With the rise of service-rating websites like TripAdvisor and Yelp, along with online marketplaces like Amazon and Newegg, has come a new grey-market industry: fake review writing. Thousands of freelance writers across the globe sell their services each day writing positive (or negative) reviews of goods and services they have never experienced.
A 2013 investigation found that “reputation shops” were all too eager to offer their services using techniques ranging from bribing customers with $50 gift cards to employing people in Bangladesh, the Philippines, and Eastern Europe to produce “buckets of praise for places they had never seen in countries where they had never been.”
Fake reviews are also used to attack other companies. A leading British historian, for instance, had to pay damages after a libel suit against him alleged that, under a false name, he posted defamatory reviews of rival books and positive reviews of his own.
The news is not all bad: a quick online search comes up with a host of advice columns offering suggestions on how to spot fake reviews, including tips such as “Consider the length and tone of the review”, watch for someone “using an abundance of personal pronouns”, and “being just plain over-the-top”.
But detecting fake reviews on your own is at best time-consuming and unreliable; according to researchers at Cornell University, the average person can only detect fake reviews 50 percent of the time.

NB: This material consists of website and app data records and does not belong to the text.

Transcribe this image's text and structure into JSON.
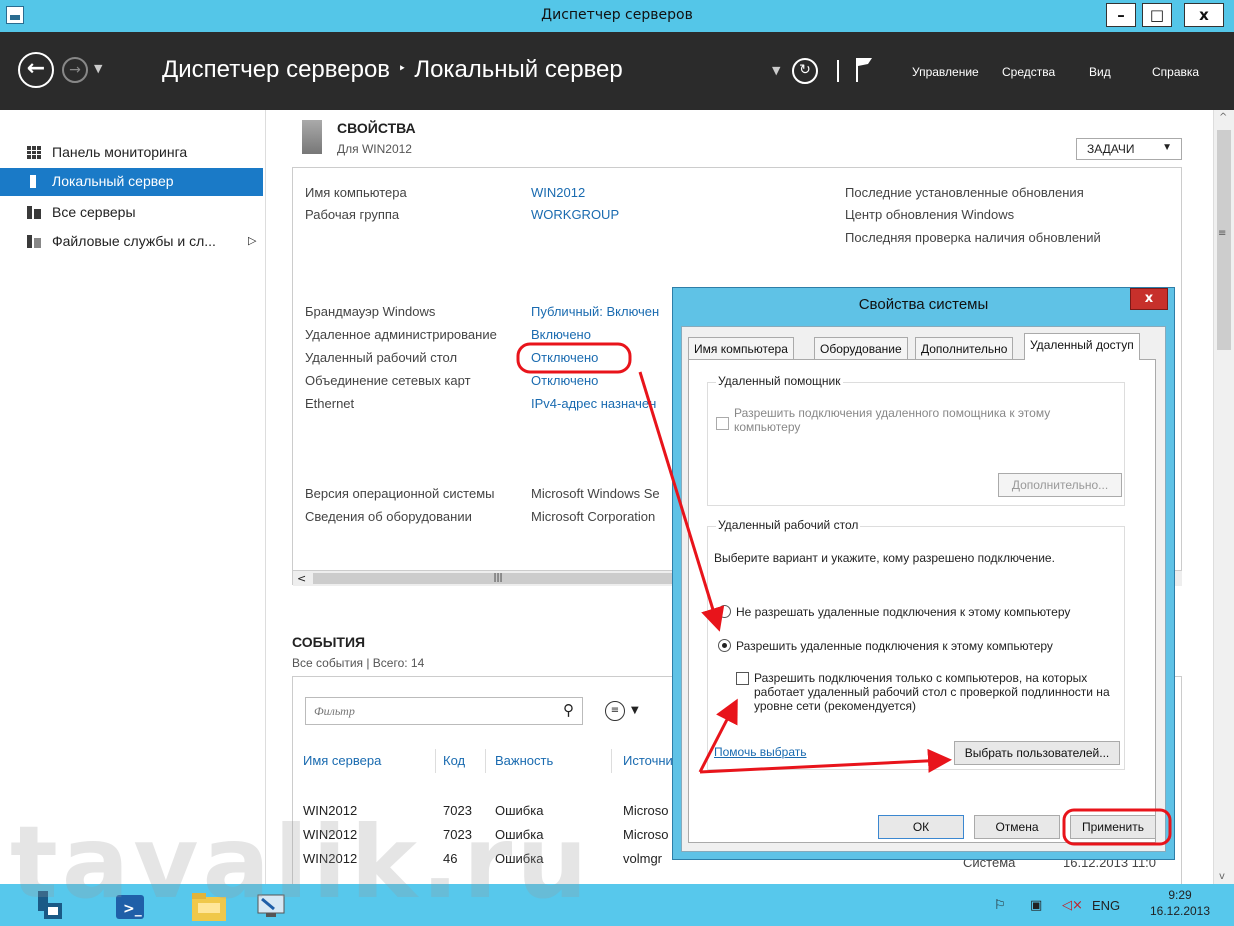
{
  "window": {
    "title": "Диспетчер серверов",
    "minimize": "–",
    "maximize": "□",
    "close": "x"
  },
  "header": {
    "breadcrumb_root": "Диспетчер серверов",
    "breadcrumb_sep": "‣",
    "breadcrumb_page": "Локальный сервер",
    "menu": [
      "Управление",
      "Средства",
      "Вид",
      "Справка"
    ]
  },
  "sidebar": {
    "items": [
      {
        "label": "Панель мониторинга"
      },
      {
        "label": "Локальный сервер"
      },
      {
        "label": "Все серверы"
      },
      {
        "label": "Файловые службы и сл..."
      }
    ]
  },
  "properties": {
    "title": "СВОЙСТВА",
    "subtitle": "Для WIN2012",
    "tasks": "ЗАДАЧИ",
    "rows1": [
      {
        "label": "Имя компьютера",
        "value": "WIN2012"
      },
      {
        "label": "Рабочая группа",
        "value": "WORKGROUP"
      }
    ],
    "right_labels": [
      "Последние установленные обновления",
      "Центр обновления Windows",
      "Последняя проверка наличия обновлений"
    ],
    "rows2": [
      {
        "label": "Брандмауэр Windows",
        "value": "Публичный: Включен"
      },
      {
        "label": "Удаленное администрирование",
        "value": "Включено"
      },
      {
        "label": "Удаленный рабочий стол",
        "value": "Отключено"
      },
      {
        "label": "Объединение сетевых карт",
        "value": "Отключено"
      },
      {
        "label": "Ethernet",
        "value": "IPv4-адрес назначен"
      }
    ],
    "rows3": [
      {
        "label": "Версия операционной системы",
        "value": "Microsoft Windows Se"
      },
      {
        "label": "Сведения об оборудовании",
        "value": "Microsoft Corporation"
      }
    ]
  },
  "events": {
    "title": "СОБЫТИЯ",
    "subtitle": "Все события | Всего: 14",
    "filter_placeholder": "Фильтр",
    "columns": [
      "Имя сервера",
      "Код",
      "Важность",
      "Источни"
    ],
    "rows": [
      {
        "server": "WIN2012",
        "code": "7023",
        "severity": "Ошибка",
        "source": "Microso"
      },
      {
        "server": "WIN2012",
        "code": "7023",
        "severity": "Ошибка",
        "source": "Microso"
      },
      {
        "server": "WIN2012",
        "code": "46",
        "severity": "Ошибка",
        "source": "volmgr",
        "log": "Система",
        "date": "16.12.2013 11:0"
      }
    ]
  },
  "dialog": {
    "title": "Свойства системы",
    "close": "x",
    "tabs": [
      "Имя компьютера",
      "Оборудование",
      "Дополнительно",
      "Удаленный доступ"
    ],
    "assist_group": "Удаленный помощник",
    "assist_check": "Разрешить подключения удаленного помощника к этому компьютеру",
    "assist_advanced": "Дополнительно...",
    "rdp_group": "Удаленный рабочий стол",
    "rdp_desc": "Выберите вариант и укажите, кому разрешено подключение.",
    "rdp_opt_deny": "Не разрешать удаленные подключения к этому компьютеру",
    "rdp_opt_allow": "Разрешить удаленные подключения к этому компьютеру",
    "rdp_nla": "Разрешить подключения только с компьютеров, на которых работает удаленный рабочий стол с проверкой подлинности на уровне сети (рекомендуется)",
    "help_link": "Помочь выбрать",
    "select_users": "Выбрать пользователей...",
    "ok": "ОК",
    "cancel": "Отмена",
    "apply": "Применить"
  },
  "taskbar": {
    "lang": "ENG",
    "time": "9:29",
    "date": "16.12.2013"
  },
  "watermark": "tavalik.ru",
  "colors": {
    "accent": "#1a7ac7",
    "titlebar": "#54c6e8",
    "header": "#2b2b2b",
    "link": "#1a6bb0",
    "annotation": "#e8141b"
  }
}
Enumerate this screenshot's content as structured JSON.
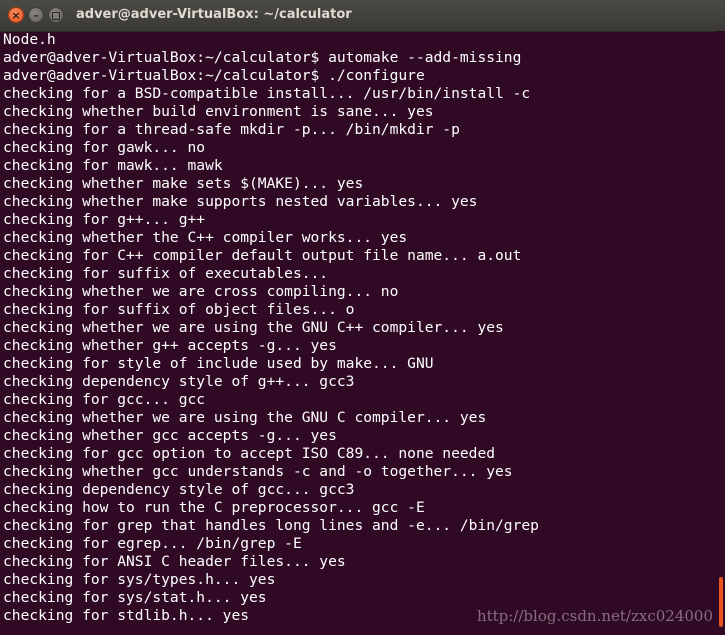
{
  "window": {
    "title": "adver@adver-VirtualBox: ~/calculator",
    "buttons": {
      "close_icon": "close-icon",
      "minimize_icon": "minimize-icon",
      "maximize_icon": "maximize-icon",
      "close_glyph": "×",
      "minimize_glyph": "–"
    }
  },
  "terminal": {
    "lines": [
      "Node.h",
      "adver@adver-VirtualBox:~/calculator$ automake --add-missing",
      "adver@adver-VirtualBox:~/calculator$ ./configure",
      "checking for a BSD-compatible install... /usr/bin/install -c",
      "checking whether build environment is sane... yes",
      "checking for a thread-safe mkdir -p... /bin/mkdir -p",
      "checking for gawk... no",
      "checking for mawk... mawk",
      "checking whether make sets $(MAKE)... yes",
      "checking whether make supports nested variables... yes",
      "checking for g++... g++",
      "checking whether the C++ compiler works... yes",
      "checking for C++ compiler default output file name... a.out",
      "checking for suffix of executables...",
      "checking whether we are cross compiling... no",
      "checking for suffix of object files... o",
      "checking whether we are using the GNU C++ compiler... yes",
      "checking whether g++ accepts -g... yes",
      "checking for style of include used by make... GNU",
      "checking dependency style of g++... gcc3",
      "checking for gcc... gcc",
      "checking whether we are using the GNU C compiler... yes",
      "checking whether gcc accepts -g... yes",
      "checking for gcc option to accept ISO C89... none needed",
      "checking whether gcc understands -c and -o together... yes",
      "checking dependency style of gcc... gcc3",
      "checking how to run the C preprocessor... gcc -E",
      "checking for grep that handles long lines and -e... /bin/grep",
      "checking for egrep... /bin/grep -E",
      "checking for ANSI C header files... yes",
      "checking for sys/types.h... yes",
      "checking for sys/stat.h... yes",
      "checking for stdlib.h... yes"
    ]
  },
  "watermark": "http://blog.csdn.net/zxc024000",
  "colors": {
    "terminal_background": "#300a24",
    "terminal_text": "#ffffff",
    "scroll_thumb": "#e95420",
    "close_button": "#e2531e"
  }
}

Using text analytics and machine learning techniques to detect language people use when being deceptive, the same group of researchers developed an algorithm capable of detecting whether or not a hotel review is real or fake with a 90% accuracy rate. (In case you’re wondering, deceptive writers tended to use more verbs and focused on family and activities, while real reviewers used more punctuation and focused more on the hotels themselves.)

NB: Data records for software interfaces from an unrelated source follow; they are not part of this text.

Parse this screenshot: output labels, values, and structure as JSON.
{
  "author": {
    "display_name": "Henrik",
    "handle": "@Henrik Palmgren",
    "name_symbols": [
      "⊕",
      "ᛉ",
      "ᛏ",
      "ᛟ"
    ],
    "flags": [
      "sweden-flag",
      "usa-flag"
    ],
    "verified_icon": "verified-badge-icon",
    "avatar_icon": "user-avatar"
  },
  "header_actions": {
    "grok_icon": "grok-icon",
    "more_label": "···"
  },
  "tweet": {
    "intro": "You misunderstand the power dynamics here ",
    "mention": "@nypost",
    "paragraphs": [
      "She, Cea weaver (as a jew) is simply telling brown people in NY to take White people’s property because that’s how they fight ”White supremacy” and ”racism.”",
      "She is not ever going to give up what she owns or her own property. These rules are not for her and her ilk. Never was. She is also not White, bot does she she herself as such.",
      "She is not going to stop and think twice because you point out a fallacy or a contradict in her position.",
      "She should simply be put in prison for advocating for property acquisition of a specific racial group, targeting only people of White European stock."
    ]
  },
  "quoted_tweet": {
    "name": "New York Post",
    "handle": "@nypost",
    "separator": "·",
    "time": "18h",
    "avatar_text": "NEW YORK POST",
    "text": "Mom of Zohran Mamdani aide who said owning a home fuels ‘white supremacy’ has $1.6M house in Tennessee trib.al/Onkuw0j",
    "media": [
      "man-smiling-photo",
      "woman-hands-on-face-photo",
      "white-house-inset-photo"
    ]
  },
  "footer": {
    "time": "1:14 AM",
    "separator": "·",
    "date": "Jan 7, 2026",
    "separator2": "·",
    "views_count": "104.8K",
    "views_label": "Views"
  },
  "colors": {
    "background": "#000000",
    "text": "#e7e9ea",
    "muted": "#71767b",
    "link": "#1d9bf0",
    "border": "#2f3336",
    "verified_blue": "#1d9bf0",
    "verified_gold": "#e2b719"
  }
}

In an age where online reviews are one of the most influential sources for travel planning, being able to weed out people trying to game the system is crucial for sites like TripAdvisor. Researchers at Cornell hope to branch out and further develop their software in order to detect fake reviews in other fields.